• **Prompt**: Please retype every record exactly as it appears, omitting the pictures.

• **Material for the task**:
_ _ _ _

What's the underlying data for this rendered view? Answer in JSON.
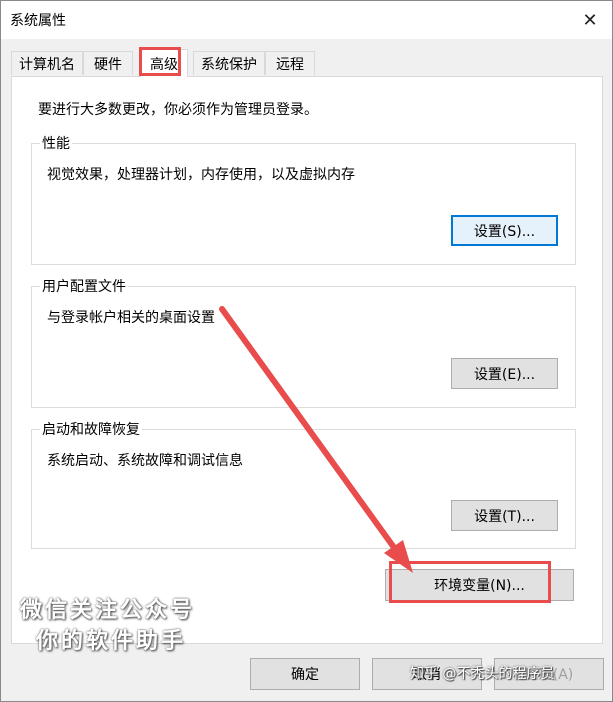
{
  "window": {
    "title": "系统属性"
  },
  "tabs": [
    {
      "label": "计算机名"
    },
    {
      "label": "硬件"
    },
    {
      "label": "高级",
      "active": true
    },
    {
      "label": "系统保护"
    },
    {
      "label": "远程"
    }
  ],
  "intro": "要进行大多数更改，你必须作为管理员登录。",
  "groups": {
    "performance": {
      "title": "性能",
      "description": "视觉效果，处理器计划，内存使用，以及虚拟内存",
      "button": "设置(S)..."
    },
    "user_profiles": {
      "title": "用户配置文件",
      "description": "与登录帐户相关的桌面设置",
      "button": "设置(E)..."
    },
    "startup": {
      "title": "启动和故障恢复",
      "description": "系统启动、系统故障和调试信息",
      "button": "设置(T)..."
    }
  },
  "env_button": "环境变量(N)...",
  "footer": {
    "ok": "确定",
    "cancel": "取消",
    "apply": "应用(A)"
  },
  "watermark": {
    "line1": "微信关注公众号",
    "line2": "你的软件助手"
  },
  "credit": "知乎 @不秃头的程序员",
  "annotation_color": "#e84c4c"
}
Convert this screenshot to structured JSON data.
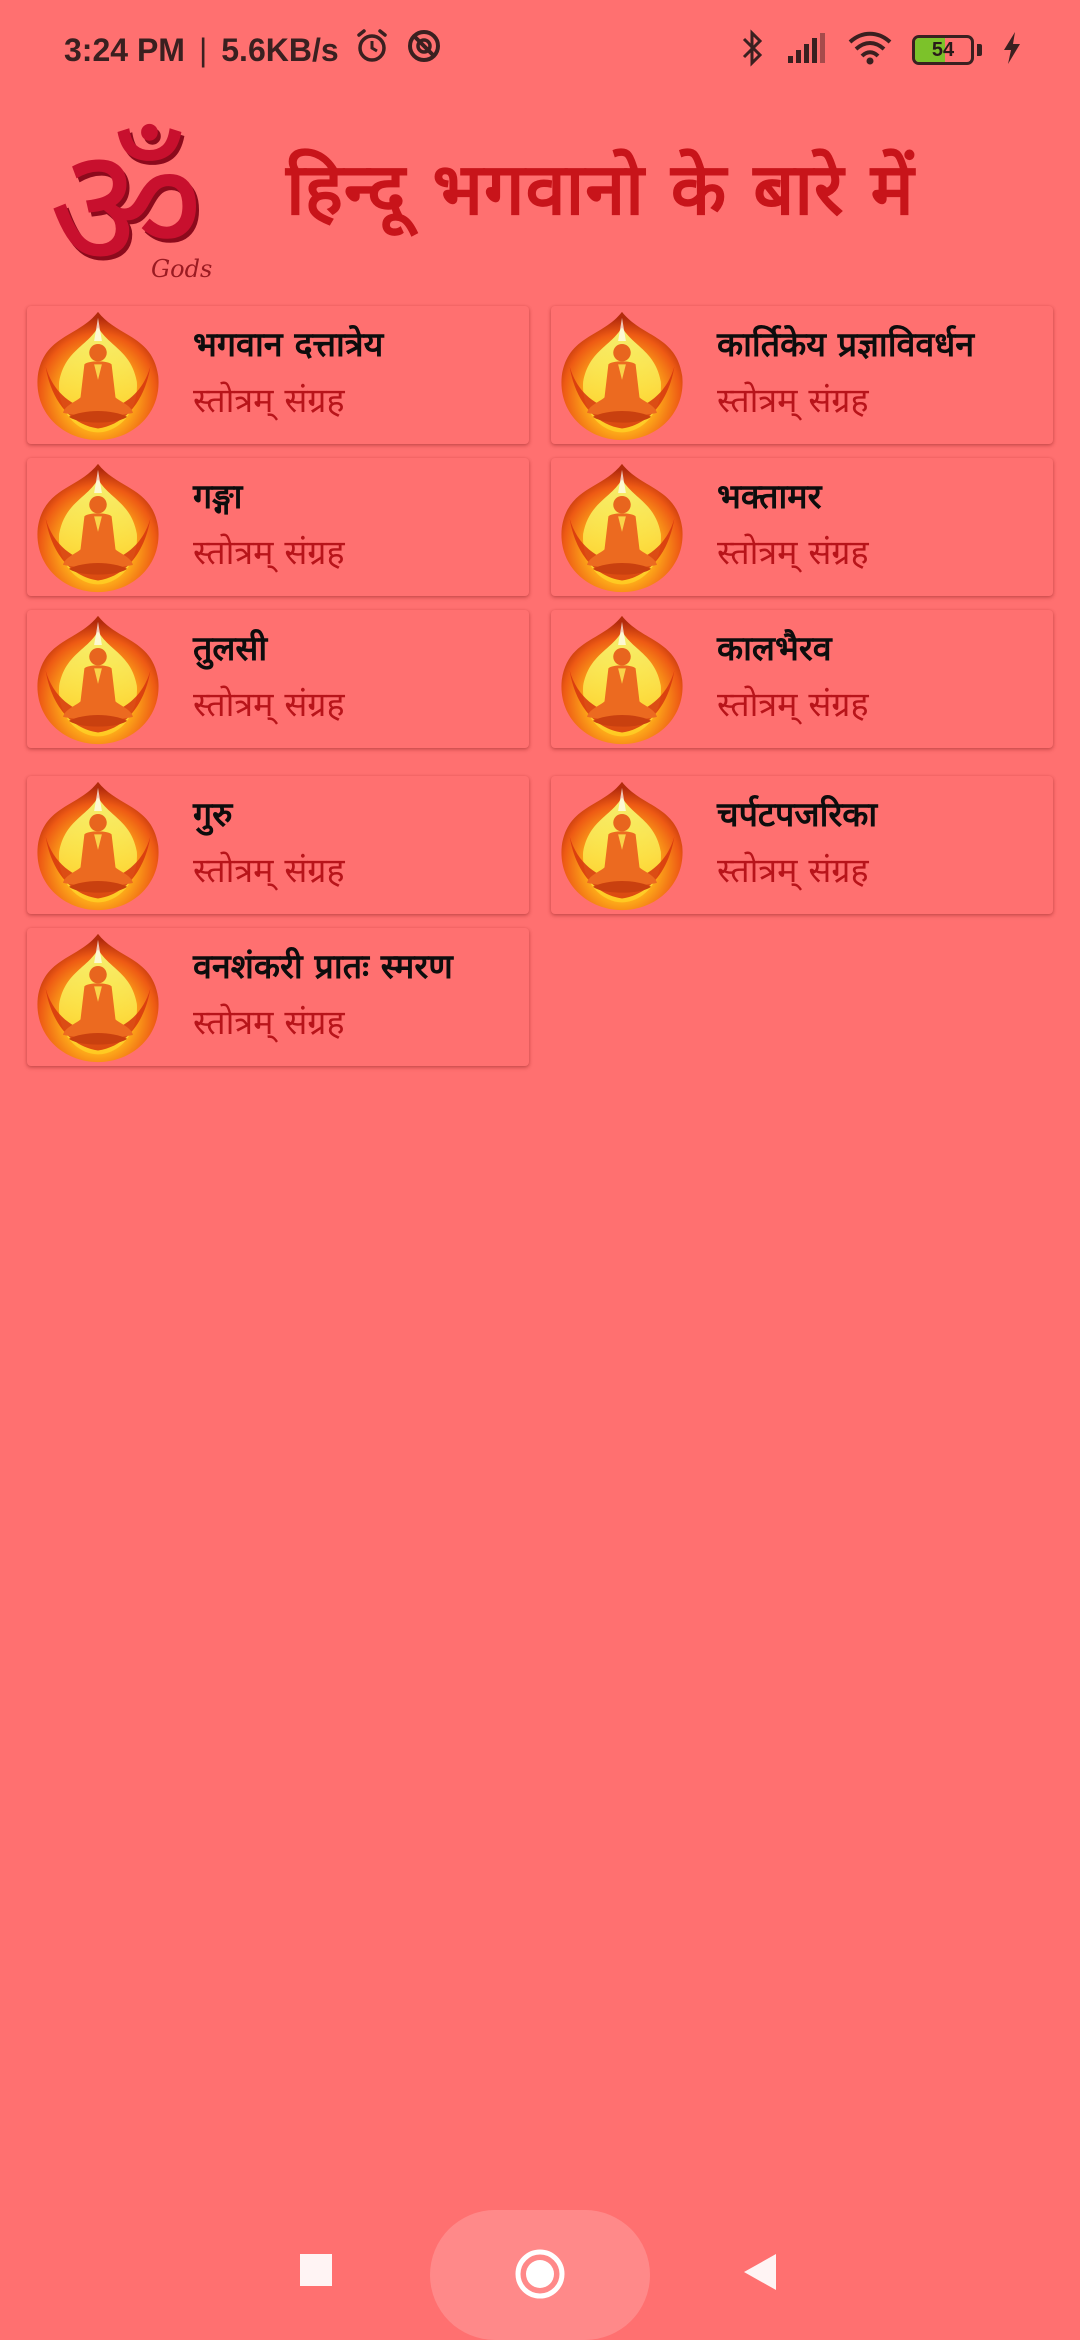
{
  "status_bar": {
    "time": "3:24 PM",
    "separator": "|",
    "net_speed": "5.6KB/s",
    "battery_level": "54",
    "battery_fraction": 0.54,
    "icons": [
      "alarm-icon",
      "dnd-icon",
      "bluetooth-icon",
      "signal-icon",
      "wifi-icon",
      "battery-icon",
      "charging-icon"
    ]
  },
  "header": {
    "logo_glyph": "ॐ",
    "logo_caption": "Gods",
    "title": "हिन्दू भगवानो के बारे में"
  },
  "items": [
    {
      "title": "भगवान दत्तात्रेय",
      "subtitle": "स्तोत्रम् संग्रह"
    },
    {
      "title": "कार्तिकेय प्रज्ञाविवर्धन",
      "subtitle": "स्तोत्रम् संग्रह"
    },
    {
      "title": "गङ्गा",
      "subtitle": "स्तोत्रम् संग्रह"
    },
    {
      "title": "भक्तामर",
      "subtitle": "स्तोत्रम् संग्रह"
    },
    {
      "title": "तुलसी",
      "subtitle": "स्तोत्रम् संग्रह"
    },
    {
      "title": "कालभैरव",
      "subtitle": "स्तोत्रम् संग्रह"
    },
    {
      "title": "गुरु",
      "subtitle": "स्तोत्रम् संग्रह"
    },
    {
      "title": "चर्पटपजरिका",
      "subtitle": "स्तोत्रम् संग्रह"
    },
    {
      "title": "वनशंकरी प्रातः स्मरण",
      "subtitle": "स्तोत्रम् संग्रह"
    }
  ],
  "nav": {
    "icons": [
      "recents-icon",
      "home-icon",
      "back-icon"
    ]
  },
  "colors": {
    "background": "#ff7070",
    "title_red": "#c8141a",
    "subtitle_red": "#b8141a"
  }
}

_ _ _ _

• **Answer for this exercise**:
What's the underlying data for this rendered view? Answer in JSON.
{
  "window": {
    "title": "系统属性"
  },
  "tabs": [
    {
      "label": "计算机名"
    },
    {
      "label": "硬件"
    },
    {
      "label": "高级",
      "active": true
    },
    {
      "label": "系统保护"
    },
    {
      "label": "远程"
    }
  ],
  "intro": "要进行大多数更改，你必须作为管理员登录。",
  "groups": {
    "performance": {
      "title": "性能",
      "description": "视觉效果，处理器计划，内存使用，以及虚拟内存",
      "button": "设置(S)..."
    },
    "user_profiles": {
      "title": "用户配置文件",
      "description": "与登录帐户相关的桌面设置",
      "button": "设置(E)..."
    },
    "startup": {
      "title": "启动和故障恢复",
      "description": "系统启动、系统故障和调试信息",
      "button": "设置(T)..."
    }
  },
  "env_button": "环境变量(N)...",
  "footer": {
    "ok": "确定",
    "cancel": "取消",
    "apply": "应用(A)"
  },
  "watermark": {
    "line1": "微信关注公众号",
    "line2": "你的软件助手"
  },
  "credit": "知乎 @不秃头的程序员",
  "annotation_color": "#e84c4c"
}
Convert this screenshot to structured JSON data.
{
  "status_bar": {
    "time": "3:24 PM",
    "separator": "|",
    "net_speed": "5.6KB/s",
    "battery_level": "54",
    "battery_fraction": 0.54,
    "icons": [
      "alarm-icon",
      "dnd-icon",
      "bluetooth-icon",
      "signal-icon",
      "wifi-icon",
      "battery-icon",
      "charging-icon"
    ]
  },
  "header": {
    "logo_glyph": "ॐ",
    "logo_caption": "Gods",
    "title": "हिन्दू भगवानो के बारे में"
  },
  "items": [
    {
      "title": "भगवान दत्तात्रेय",
      "subtitle": "स्तोत्रम् संग्रह"
    },
    {
      "title": "कार्तिकेय प्रज्ञाविवर्धन",
      "subtitle": "स्तोत्रम् संग्रह"
    },
    {
      "title": "गङ्गा",
      "subtitle": "स्तोत्रम् संग्रह"
    },
    {
      "title": "भक्तामर",
      "subtitle": "स्तोत्रम् संग्रह"
    },
    {
      "title": "तुलसी",
      "subtitle": "स्तोत्रम् संग्रह"
    },
    {
      "title": "कालभैरव",
      "subtitle": "स्तोत्रम् संग्रह"
    },
    {
      "title": "गुरु",
      "subtitle": "स्तोत्रम् संग्रह"
    },
    {
      "title": "चर्पटपजरिका",
      "subtitle": "स्तोत्रम् संग्रह"
    },
    {
      "title": "वनशंकरी प्रातः स्मरण",
      "subtitle": "स्तोत्रम् संग्रह"
    }
  ],
  "nav": {
    "icons": [
      "recents-icon",
      "home-icon",
      "back-icon"
    ]
  },
  "colors": {
    "background": "#ff7070",
    "title_red": "#c8141a",
    "subtitle_red": "#b8141a"
  }
}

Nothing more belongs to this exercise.